The Economist Asia Edition

The Economist Asia Edition October 17, 2020


The Economist is the premier source for the analysis of world business and current affairs, providing authoritative insight and opinion on international news, world politics, business, finance, science and technology, as well as overviews of cultural trends and regular Special reports on industries and countries.

United Kingdom
The Economist Newspaper Limited - Asia Pacific
51 期号


coronavirus briefs

Iran shattered its single-day record for cases and deaths. The government said masks must be worn outdoors in Tehran. It had previously shut schools, mosques and other public spaces. But contact-tracing has been a challenge and many Iranians are ignoring the state’s restrictions. After the discovery of a dozen coronavirus cases in the Chinese port of Qingdao, city authorities launched an effort to test all of its 9m people in five days. There had been no reports of domestically transmitted infections since early August. The Czech Republic announced that schools, restaurants and bars would shut for three weeks. A national partial lockdown was introduced in the Netherlands. The number of daily cases in India started to climb again. They had fallen to 55,000, the lowest figure since August. For our latest coverage of the…

the world this week

Politics More European countries reapplied tight restrictions on social life to counter a rise in covid-19 infections. Emmanuel Macron imposed a 9pm curfew on Paris and eight other French cities, saying that this was not the time for conviviality. A new three-tiered system for local restrictions was introduced in England, which caused outrage in the Liverpool region, the first area to be put in the highest tier. London was due to be placed in the second-highest tier. Pressure increased on the government to impose a nationwide “circuit-breaker” strict lockdown of two weeks or more. Many fear that would crush the nascent economic recovery. Germany announced a curfew on visiting bars and restaurants in hotspots. “We are already in a phase of exponential growth,” said Angela Merkel, the chancellor. Daily cases have risen…

torment of the uyghurs

THE FIRST stories from Xinjiang were hard to believe. Surely the Chinese government was not running a gulag for Muslims? Surely Uyghurs were not being branded “extremists” and locked up simply for praying in public or growing long beards? Yet, as we report in this week’s China section, the evidence of a campaign against the Uyghurs at home and abroad becomes more shocking with each scouring of the satellite evidence, each leak of official documents and each survivor’s pitiful account. In 2018 the government pivoted from denying the camps’ existence to calling them “vocational education and training centres”—a kindly effort to help backward people gain marketable skills. The world should instead heed Uyghur victims of China’s coercive indoctrination. Month after month, inmates say, they are drilled to renounce extremism and put…

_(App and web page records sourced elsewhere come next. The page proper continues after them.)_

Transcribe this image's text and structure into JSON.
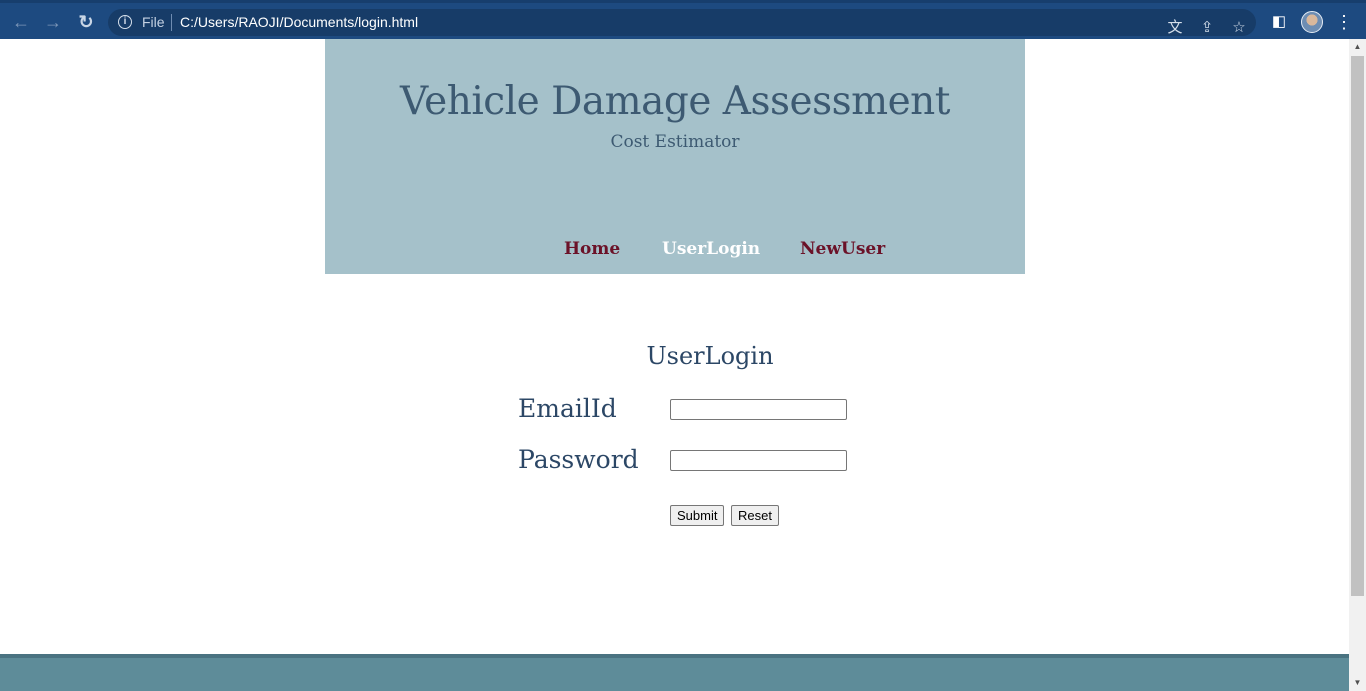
{
  "browser": {
    "back_icon": "←",
    "forward_icon": "→",
    "reload_icon": "↻",
    "info_icon": "i",
    "file_label": "File",
    "url": "C:/Users/RAOJI/Documents/login.html",
    "translate_icon": "文",
    "share_icon": "⇪",
    "bookmark_icon": "☆",
    "sidepanel_icon": "◧",
    "menu_icon": "⋮"
  },
  "header": {
    "title": "Vehicle Damage Assessment",
    "subtitle": "Cost Estimator"
  },
  "nav": {
    "home": "Home",
    "userlogin": "UserLogin",
    "newuser": "NewUser"
  },
  "login": {
    "title": "UserLogin",
    "email_label": "EmailId",
    "email_value": "",
    "password_label": "Password",
    "password_value": "",
    "submit_label": "Submit",
    "reset_label": "Reset"
  },
  "scrollbar": {
    "up_icon": "▲",
    "down_icon": "▼"
  },
  "colors": {
    "banner": "#a5c1ca",
    "title": "#3d5a72",
    "nav_link": "#6b1228",
    "nav_active": "#ffffff",
    "footer": "#5e8c99"
  }
}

grading trumponomics

PRESIDENT DONALD TRUMP says Americans should re-elect him because of his record on the economy. Before covid-19, America enjoyed its lowest unemployment rate in 50 years, fast annual wage growth of almost 5% among the lowest-paid workers and a buoyant stockmarket. Mr Trump attributes all this to his three-pronged strategy of tax cuts, deregulation and confrontational trade policy, and says more of the same will revive the economy after the pandemic. Many voters agree. The economy is one issue where Mr Trump does not face a big deficit in the polls. Yet his administration’s economic record from before the pandemic is mixed. It got one thing right: when Mr Trump took office the economy was still in need of stimulus, which tax cuts and more spending helped provide. But that success…

going full circuit

IN ONE SENSE it marks the return of politics as usual; in another it is a sign of looming crisis. On October 13th Britain’s opposition Labour Party split sharply from the government, calling for a “circuit-breaker”, a two- or three-week national lockdown to cut the spread of covid-19. As Europe and America struggle with a surge in cases, other governments may also come under pressure to do the same. It would be a mistake. The benefits of a national lockdown no longer justify the costs. At this stage of the pandemic governments should focus on local measures. The impulse to do something is understandable. New reported daily cases in Britain are at a record seven-day average of over 15,000 and are doubling every two weeks. Local leaders are angered by confusing…

a question of sport

ON OCTOBER 9TH World Rugby, the global governing body for rugby union, announced that it would bar transgender women—people born male, but who identify as women—from playing in the international women’s game. The decision drew condemnation from some quarters and praise from others; England’s rugby authorities have already said they will carry on allowing trans women to play at all other levels of the game within England. It puts World Rugby at odds with the International Olympic Committee (IOC), whose rules allow trans women to compete in women’s Olympic events, and with several other sports that have followed the IOC’s guidance. Trans women competitors have enjoyed success in sports including weightlifting, cycling and athletics. Yet World Rugby’s decision to exclude them was the right one. Other sports should follow its…